(REQUIREMENT) Could you retype all of the records exactly, leaving out every picture?

(SOURCE DATA)
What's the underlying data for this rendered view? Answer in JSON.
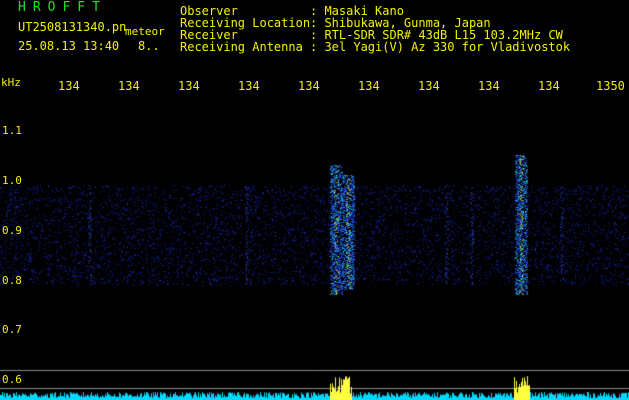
{
  "header": {
    "title": "HROFFT",
    "filename": "UT2508131340.pn",
    "file_suffix": "meteor",
    "datetime": "25.08.13 13:40",
    "count": "8..",
    "fields": [
      {
        "label": "Observer",
        "value": ": Masaki Kano"
      },
      {
        "label": "Receiving Location",
        "value": ": Shibukawa, Gunma, Japan"
      },
      {
        "label": "Receiver",
        "value": ": RTL-SDR SDR# 43dB L15 103.2MHz CW"
      },
      {
        "label": "Receiving Antenna",
        "value": ": 3el Yagi(V) Az 330 for Vladivostok"
      }
    ]
  },
  "freq_axis": {
    "unit": "kHz",
    "labels": [
      "134",
      "134",
      "134",
      "134",
      "134",
      "134",
      "134",
      "134",
      "134",
      "1350"
    ]
  },
  "y_axis": {
    "labels": [
      "1.1",
      "1.0",
      "0.9",
      "0.8",
      "0.7",
      "0.6"
    ]
  },
  "colors": {
    "text_yellow": "#f2f200",
    "title_green": "#20e020",
    "spectrum_blue": "#1a2cff",
    "echo_cyan": "#00e0ff",
    "level_yellow": "#ffff40"
  }
}
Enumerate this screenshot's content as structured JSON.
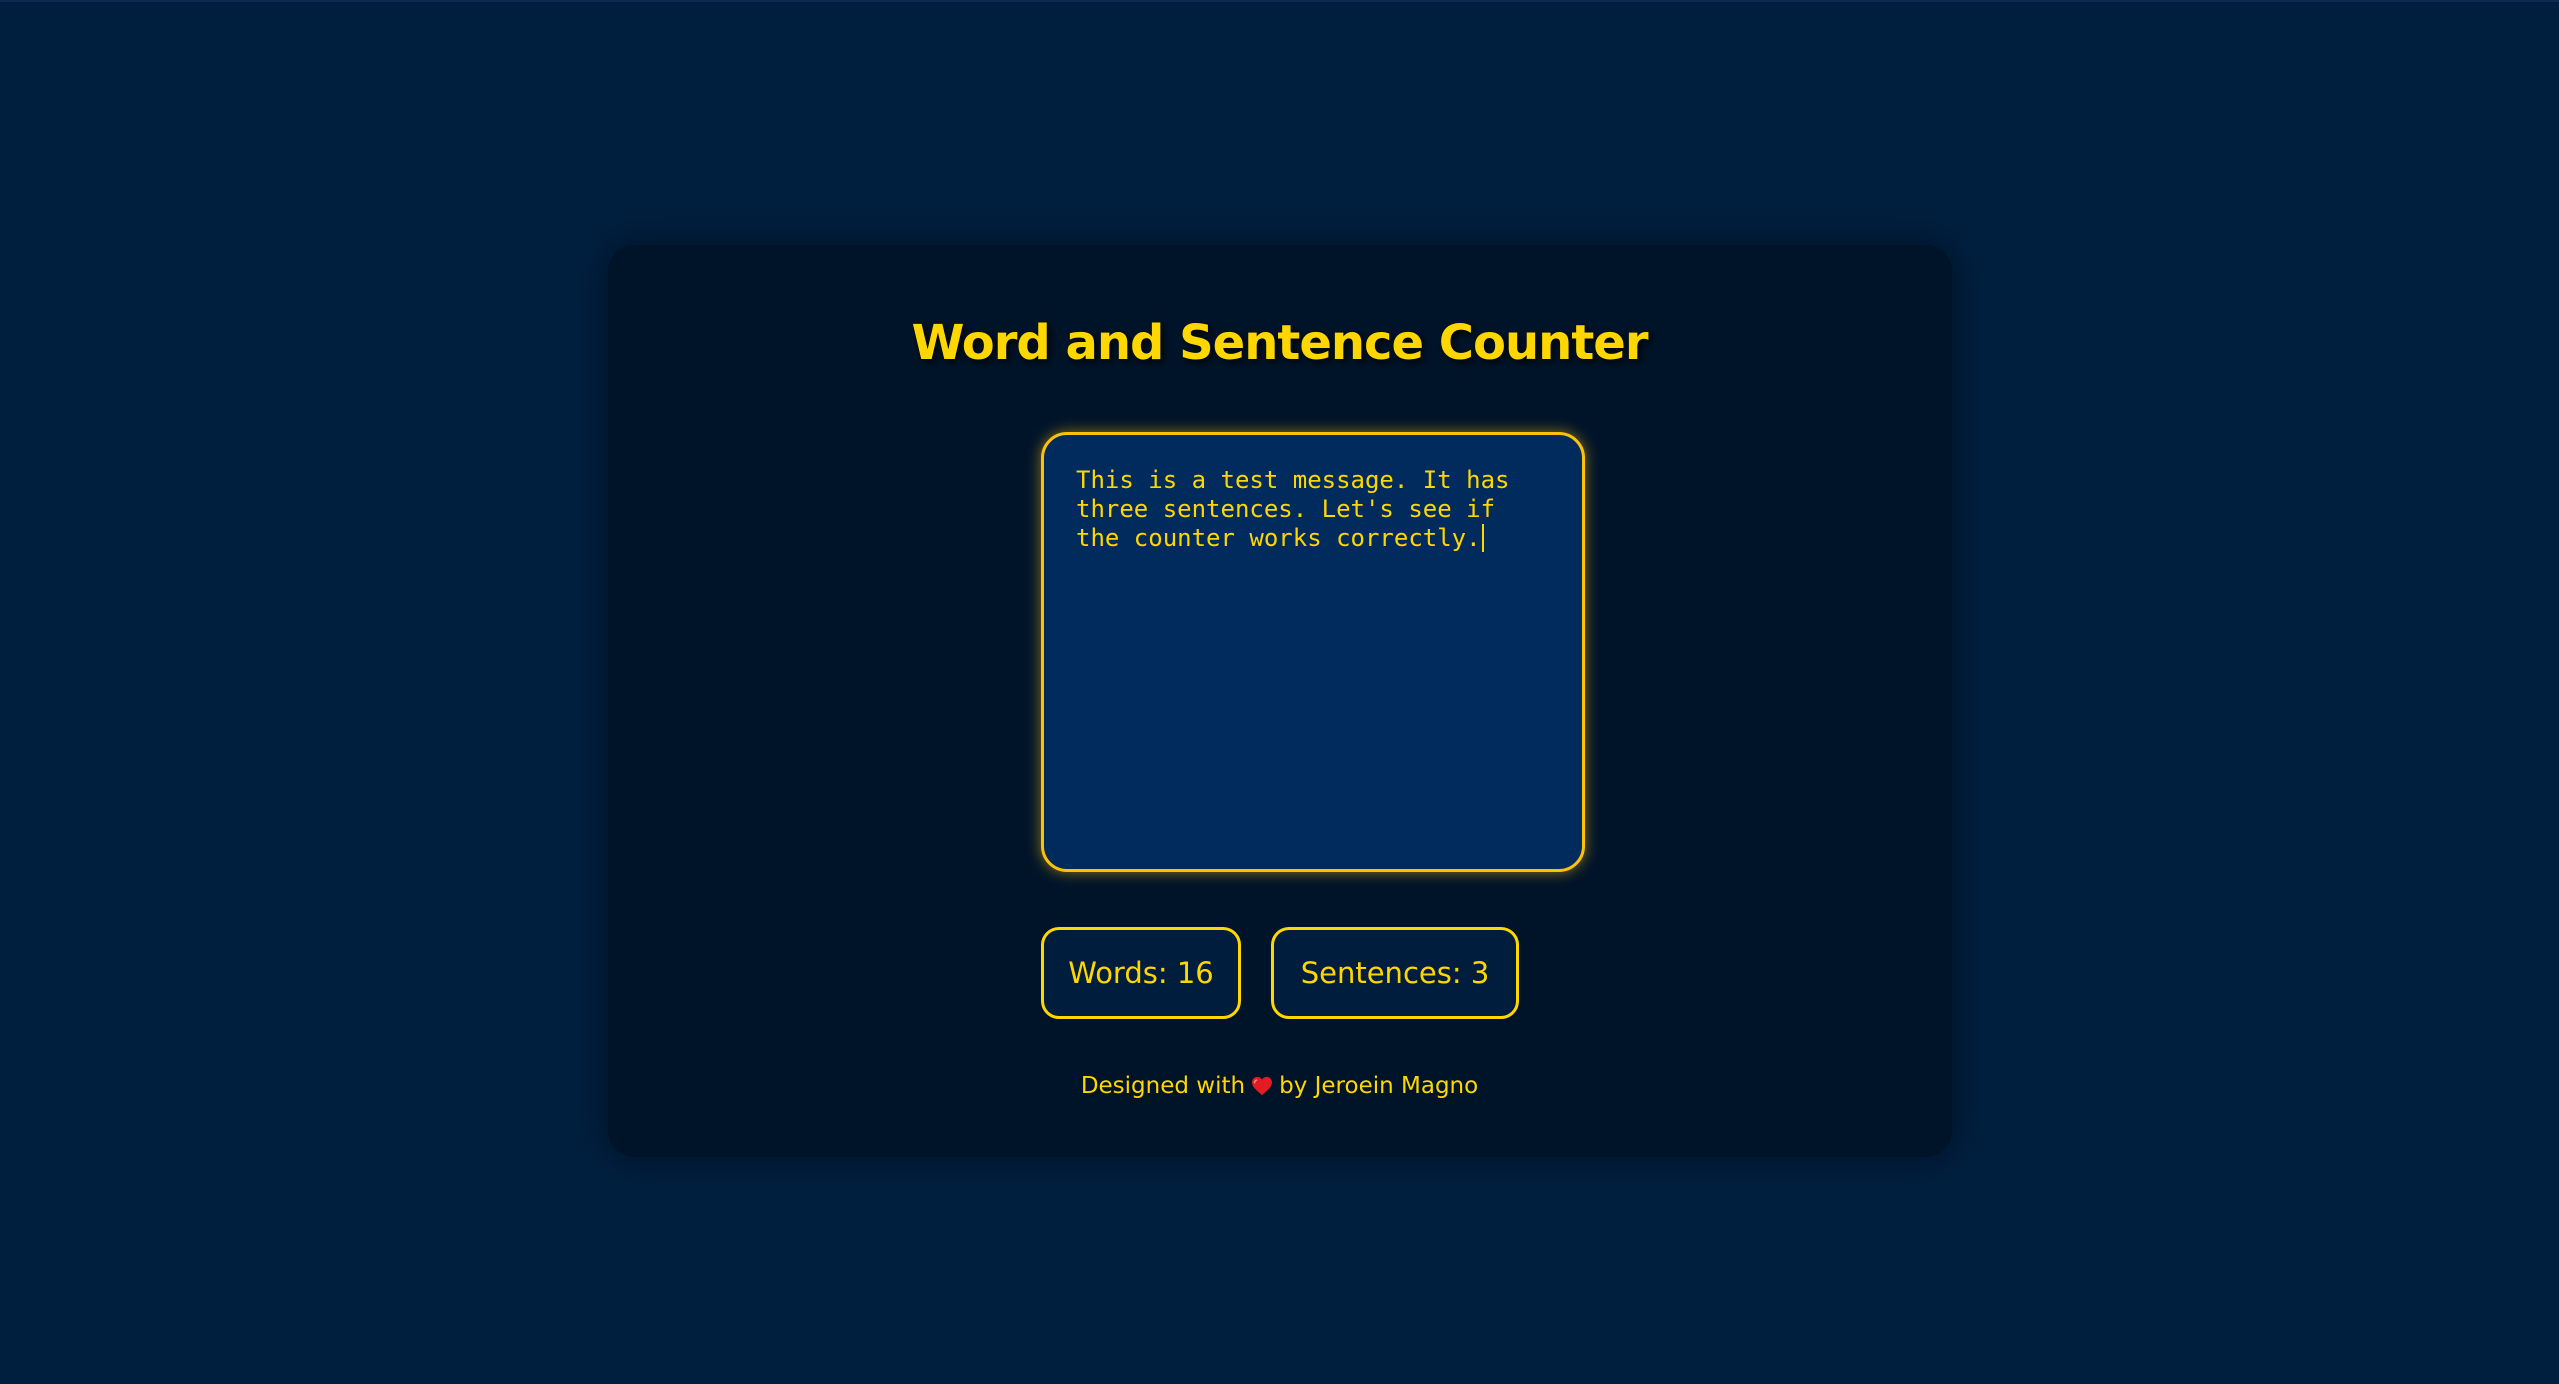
{
  "app": {
    "title": "Word and Sentence Counter"
  },
  "editor": {
    "text": "This is a test message. It has three sentences. Let's see if the counter works correctly."
  },
  "stats": {
    "words_label": "Words:",
    "words_value": "16",
    "sentences_label": "Sentences:",
    "sentences_value": "3"
  },
  "footer": {
    "prefix": "Designed with",
    "icon": "heart-icon",
    "suffix": "by Jeroein Magno"
  },
  "colors": {
    "background": "#001f3f",
    "card": "#001429",
    "accent": "#ffd700",
    "textarea_bg": "#002b5c",
    "heart": "#e31b23"
  }
}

(YOUR SOLUTION)
What's the underlying data for this rendered view? Answer in JSON.
{
  "header": {
    "title": "HROFFT",
    "filename": "UT2508131340.pn",
    "file_suffix": "meteor",
    "datetime": "25.08.13 13:40",
    "count": "8..",
    "fields": [
      {
        "label": "Observer",
        "value": ": Masaki Kano"
      },
      {
        "label": "Receiving Location",
        "value": ": Shibukawa, Gunma, Japan"
      },
      {
        "label": "Receiver",
        "value": ": RTL-SDR SDR# 43dB L15 103.2MHz CW"
      },
      {
        "label": "Receiving Antenna",
        "value": ": 3el Yagi(V) Az 330 for Vladivostok"
      }
    ]
  },
  "freq_axis": {
    "unit": "kHz",
    "labels": [
      "134",
      "134",
      "134",
      "134",
      "134",
      "134",
      "134",
      "134",
      "134",
      "1350"
    ]
  },
  "y_axis": {
    "labels": [
      "1.1",
      "1.0",
      "0.9",
      "0.8",
      "0.7",
      "0.6"
    ]
  },
  "colors": {
    "text_yellow": "#f2f200",
    "title_green": "#20e020",
    "spectrum_blue": "#1a2cff",
    "echo_cyan": "#00e0ff",
    "level_yellow": "#ffff40"
  }
}
Enumerate this screenshot's content as structured JSON.
{
  "app": {
    "title": "Word and Sentence Counter"
  },
  "editor": {
    "text": "This is a test message. It has three sentences. Let's see if the counter works correctly."
  },
  "stats": {
    "words_label": "Words:",
    "words_value": "16",
    "sentences_label": "Sentences:",
    "sentences_value": "3"
  },
  "footer": {
    "prefix": "Designed with",
    "icon": "heart-icon",
    "suffix": "by Jeroein Magno"
  },
  "colors": {
    "background": "#001f3f",
    "card": "#001429",
    "accent": "#ffd700",
    "textarea_bg": "#002b5c",
    "heart": "#e31b23"
  }
}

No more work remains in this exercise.